* Recorded data
============

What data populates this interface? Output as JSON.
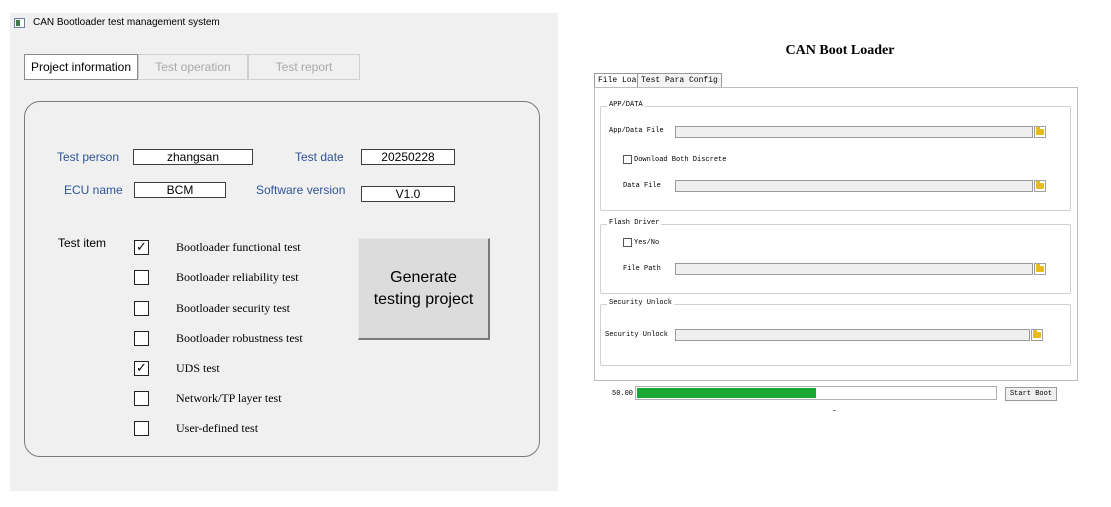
{
  "left_app": {
    "title": "CAN Bootloader test management system",
    "tabs": [
      {
        "label": "Project information",
        "active": true
      },
      {
        "label": "Test operation",
        "active": false
      },
      {
        "label": "Test report",
        "active": false
      }
    ],
    "form": {
      "test_person_label": "Test person",
      "test_person_value": "zhangsan",
      "test_date_label": "Test date",
      "test_date_value": "20250228",
      "ecu_name_label": "ECU name",
      "ecu_name_value": "BCM",
      "software_version_label": "Software version",
      "software_version_value": "V1.0"
    },
    "test_item_label": "Test item",
    "test_items": [
      {
        "label": "Bootloader functional test",
        "checked": true,
        "mark": "✓"
      },
      {
        "label": "Bootloader  reliability test",
        "checked": false,
        "mark": ""
      },
      {
        "label": "Bootloader security test",
        "checked": false,
        "mark": ""
      },
      {
        "label": "Bootloader robustness test",
        "checked": false,
        "mark": ""
      },
      {
        "label": "UDS test",
        "checked": true,
        "mark": "✓"
      },
      {
        "label": "Network/TP layer test",
        "checked": false,
        "mark": ""
      },
      {
        "label": "User-defined test",
        "checked": false,
        "mark": ""
      }
    ],
    "generate_button": {
      "line1": "Generate",
      "line2": "testing project"
    }
  },
  "right_app": {
    "title": "CAN Boot Loader",
    "tabs": [
      {
        "label": "File Load",
        "active": true
      },
      {
        "label": "Test Para Config",
        "active": false
      }
    ],
    "app_data_group": {
      "title": "APP/DATA",
      "app_data_file_label": "App/Data File",
      "download_both_label": "Download Both Discrete",
      "data_file_label": "Data File"
    },
    "flash_driver_group": {
      "title": "Flash Driver",
      "yes_no_label": "Yes/No",
      "file_path_label": "File Path"
    },
    "security_group": {
      "title": "Security Unlock",
      "security_unlock_label": "Security Unlock"
    },
    "progress": {
      "value_text": "50.00",
      "percent": 50
    },
    "start_button_label": "Start Boot",
    "icons": {
      "browse": "folder-icon",
      "accent_green": "#1aa832"
    }
  }
}
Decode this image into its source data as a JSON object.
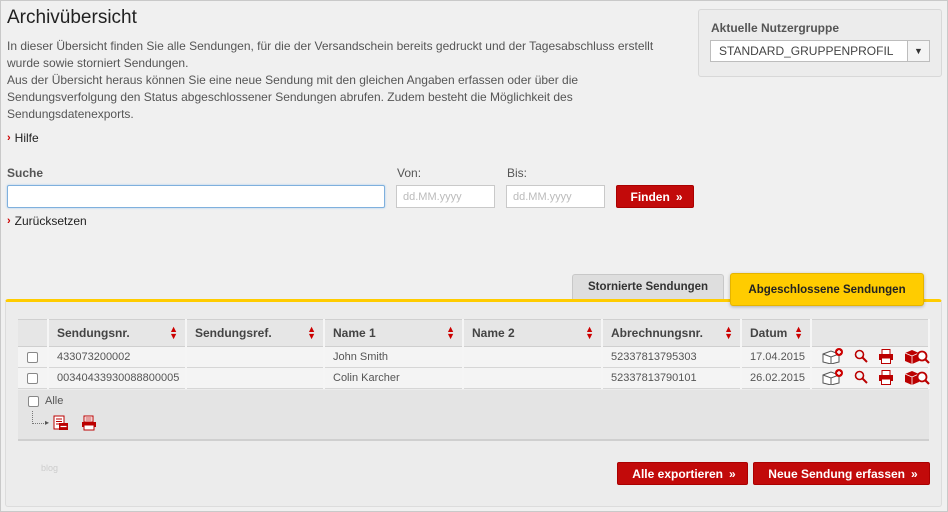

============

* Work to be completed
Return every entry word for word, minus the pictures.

* Solved problem
What data populates this interface? Output as JSON.
{
  "left_app": {
    "title": "CAN Bootloader test management system",
    "tabs": [
      {
        "label": "Project information",
        "active": true
      },
      {
        "label": "Test operation",
        "active": false
      },
      {
        "label": "Test report",
        "active": false
      }
    ],
    "form": {
      "test_person_label": "Test person",
      "test_person_value": "zhangsan",
      "test_date_label": "Test date",
      "test_date_value": "20250228",
      "ecu_name_label": "ECU name",
      "ecu_name_value": "BCM",
      "software_version_label": "Software version",
      "software_version_value": "V1.0"
    },
    "test_item_label": "Test item",
    "test_items": [
      {
        "label": "Bootloader functional test",
        "checked": true,
        "mark": "✓"
      },
      {
        "label": "Bootloader  reliability test",
        "checked": false,
        "mark": ""
      },
      {
        "label": "Bootloader security test",
        "checked": false,
        "mark": ""
      },
      {
        "label": "Bootloader robustness test",
        "checked": false,
        "mark": ""
      },
      {
        "label": "UDS test",
        "checked": true,
        "mark": "✓"
      },
      {
        "label": "Network/TP layer test",
        "checked": false,
        "mark": ""
      },
      {
        "label": "User-defined test",
        "checked": false,
        "mark": ""
      }
    ],
    "generate_button": {
      "line1": "Generate",
      "line2": "testing project"
    }
  },
  "right_app": {
    "title": "CAN Boot Loader",
    "tabs": [
      {
        "label": "File Load",
        "active": true
      },
      {
        "label": "Test Para Config",
        "active": false
      }
    ],
    "app_data_group": {
      "title": "APP/DATA",
      "app_data_file_label": "App/Data File",
      "download_both_label": "Download Both Discrete",
      "data_file_label": "Data File"
    },
    "flash_driver_group": {
      "title": "Flash Driver",
      "yes_no_label": "Yes/No",
      "file_path_label": "File Path"
    },
    "security_group": {
      "title": "Security Unlock",
      "security_unlock_label": "Security Unlock"
    },
    "progress": {
      "value_text": "50.00",
      "percent": 50
    },
    "start_button_label": "Start Boot",
    "icons": {
      "browse": "folder-icon",
      "accent_green": "#1aa832"
    }
  }
}
Decode this image into its source data as a JSON object.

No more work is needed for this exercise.